Aristidis Cafe, in the centre of Kritsa, is right opposite Nikitakis Gift shop where my historical adventure novel, Kritsotopoula, Girl of Kritsa is on sale.
Although the location of Aristidis Cafe made it an obvious venue for a launch party, the main reasons I chose it are the hosts, Aristidis and his wife Irene, who go out of their way to welcome guests to Kritsa. Their comfortable seating and sun umbrellas make it a great relaxing point for visitors to the village, and of course, those umbrellas gave us good protection from the rain!
It gave me an extra thrill that despite the language issue, several local people came along to wish me well, including the Chair of the Kritsa Village Cultural Association, Νικος Κοκκινης and the Chair of the planned Kritsotopoula museum, Νικος Μασσαρος. Three local women, with excellent English language skills, also bought copies of the book so I await their feedback with a mix of nervous excitement!
This is me with Nikos, owner of Nikitakis gift shop. Even though he’d moved the book stand inside due to a rain shower, it didn’t dampen my spirits. I count myself lucky that Nikos chose to stock Kritsotopoula, Girl of Kritsa right in the middle of Kritsotopoula Street.
These traditional musicians added to the lively atmosphere, no one danced though, too busy chatting!
Of course Nikos sold books during the evening, and I felt like a celebrity as I signed copies. This is me signing the book bought by Steve Daniels, who writes one of my favourite blogs, Crete Nature.
Some guests even brought along books for me to sign that they’d previously purchased, either from Eklektos Bookshop in Elounda or via Amazon, shame I couldn’t sign the ebook versions!
Just for fun we had a prize draw and winners now have an exclusive T Shirt, cap, key ring or pen, all sporting the image of the Kritsotopoula, Girl of Kritsa book cover.
Here is the T Shirt winner, Jean Dugmore.
Jessie, the owner Elixirio, Kritsa’s quirky mezes cafe won the hat, and here she is modeling it beautifully. If you fancy an a relaxed evening, with a range of delicious home cooked mezes while you sip your drinks in a shady arbour, then I can recomend you pay a visit, you’ll find Jessie opposite Kritsa school.
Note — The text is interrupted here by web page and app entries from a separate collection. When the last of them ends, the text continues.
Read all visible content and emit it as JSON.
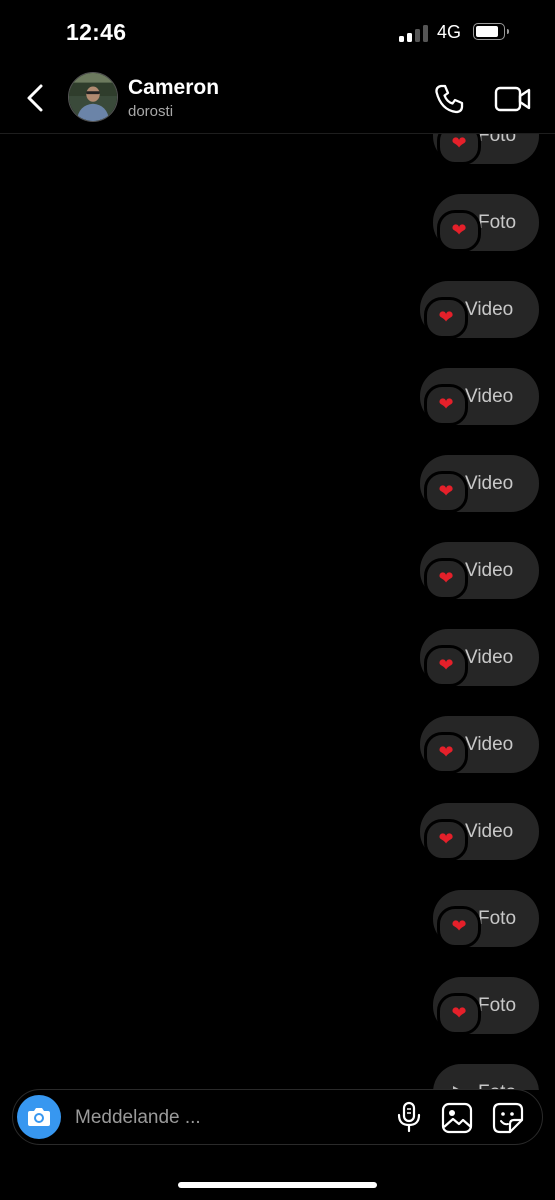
{
  "status_bar": {
    "time": "12:46",
    "network": "4G"
  },
  "header": {
    "name": "Cameron",
    "username": "dorosti"
  },
  "messages": [
    {
      "type": "photo",
      "label": "Foto",
      "reaction": "heart"
    },
    {
      "type": "photo",
      "label": "Foto",
      "reaction": "heart"
    },
    {
      "type": "video",
      "label": "Video",
      "reaction": "heart"
    },
    {
      "type": "video",
      "label": "Video",
      "reaction": "heart"
    },
    {
      "type": "video",
      "label": "Video",
      "reaction": "heart"
    },
    {
      "type": "video",
      "label": "Video",
      "reaction": "heart"
    },
    {
      "type": "video",
      "label": "Video",
      "reaction": "heart"
    },
    {
      "type": "video",
      "label": "Video",
      "reaction": "heart"
    },
    {
      "type": "video",
      "label": "Video",
      "reaction": "heart"
    },
    {
      "type": "photo",
      "label": "Foto",
      "reaction": "heart"
    },
    {
      "type": "photo",
      "label": "Foto",
      "reaction": "heart"
    },
    {
      "type": "photo",
      "label": "Foto",
      "reaction": null
    }
  ],
  "composer": {
    "placeholder": "Meddelande ...",
    "value": ""
  },
  "icons": {
    "back": "chevron-left-icon",
    "call": "phone-icon",
    "video_call": "video-camera-icon",
    "camera": "camera-icon",
    "mic": "microphone-icon",
    "gallery": "image-icon",
    "sticker": "sticker-icon",
    "reaction": "heart-icon"
  },
  "colors": {
    "accent": "#3797f0",
    "bubble": "#262626",
    "heart": "#e5202a",
    "background": "#000000"
  }
}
My work in progress is a sequel called Rodanthe’s Gift which includes a mystery about the location of some hidden gold, so we had a free to enter game based on this. Thanks to my friend Ann, who managed to speak to virtually everyone during the evening, we gained many entries to find the hidden treasure. Arisitidis generously donated a meal voucher for the lucky winner, of the treasure hunt, Julie Pidsley.
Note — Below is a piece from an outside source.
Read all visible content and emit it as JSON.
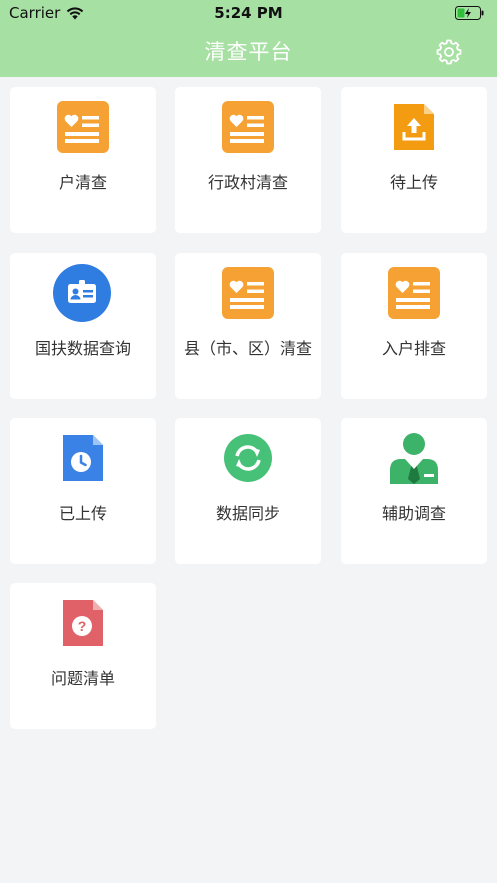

Thank you to Crete Homes for supporting me via sponsorship for this launch event and for placing a link to my blog on their website. This is Hilary Dawson, from Crete Homes displaying Nigel Ratcliffe’s retelling of the legendary poem, Rhodanthe’s Song. I’m indebted to Nigel for generously sharing his translation of the early Greek poem, and for his wise feedback on my early drafts. Our collaboration will continue as Nigel and I have already discussed how I might use some of his work in my sequel, Rodanthe’s Gift. Meanwhile, I look forward to seeing both Rhodanthe’s Song and Kritsotopoula, Girl of Kritsa next to each other in the planned Kritsotopoula museum.
Thank you to Robin Williams, editor of Crete Today Newsletter for allowing me to use this photo of me with Hilary. If you’d like this great monthly newsletter, please email Robin via email@example.com
Most other photos are courtesy of Cynthia Pay who gave me permission to use them. Thank you Cindy.
Sincere thanks to all of those people who came along despite the ‘iffy’ weather, and to those who couldn’t attend but still sent best wishes.
Finally, if you enjoy the book, please add a review to Amazon Reviews, they don’t mind if you bought it elsewhere, and it would mean a great deal to me. X
PS – a few days after the event, a report of the event appeared in the local daily newspaper, so thanks to the reporter, Leonidas Klontzas for attending during the event and for making such a full report. I have a cutting from the newspaper so that I can translate it. Meanwhile, this link will take you to a shorter review on line and, if you can’t read Greek then Google translate will help you read it.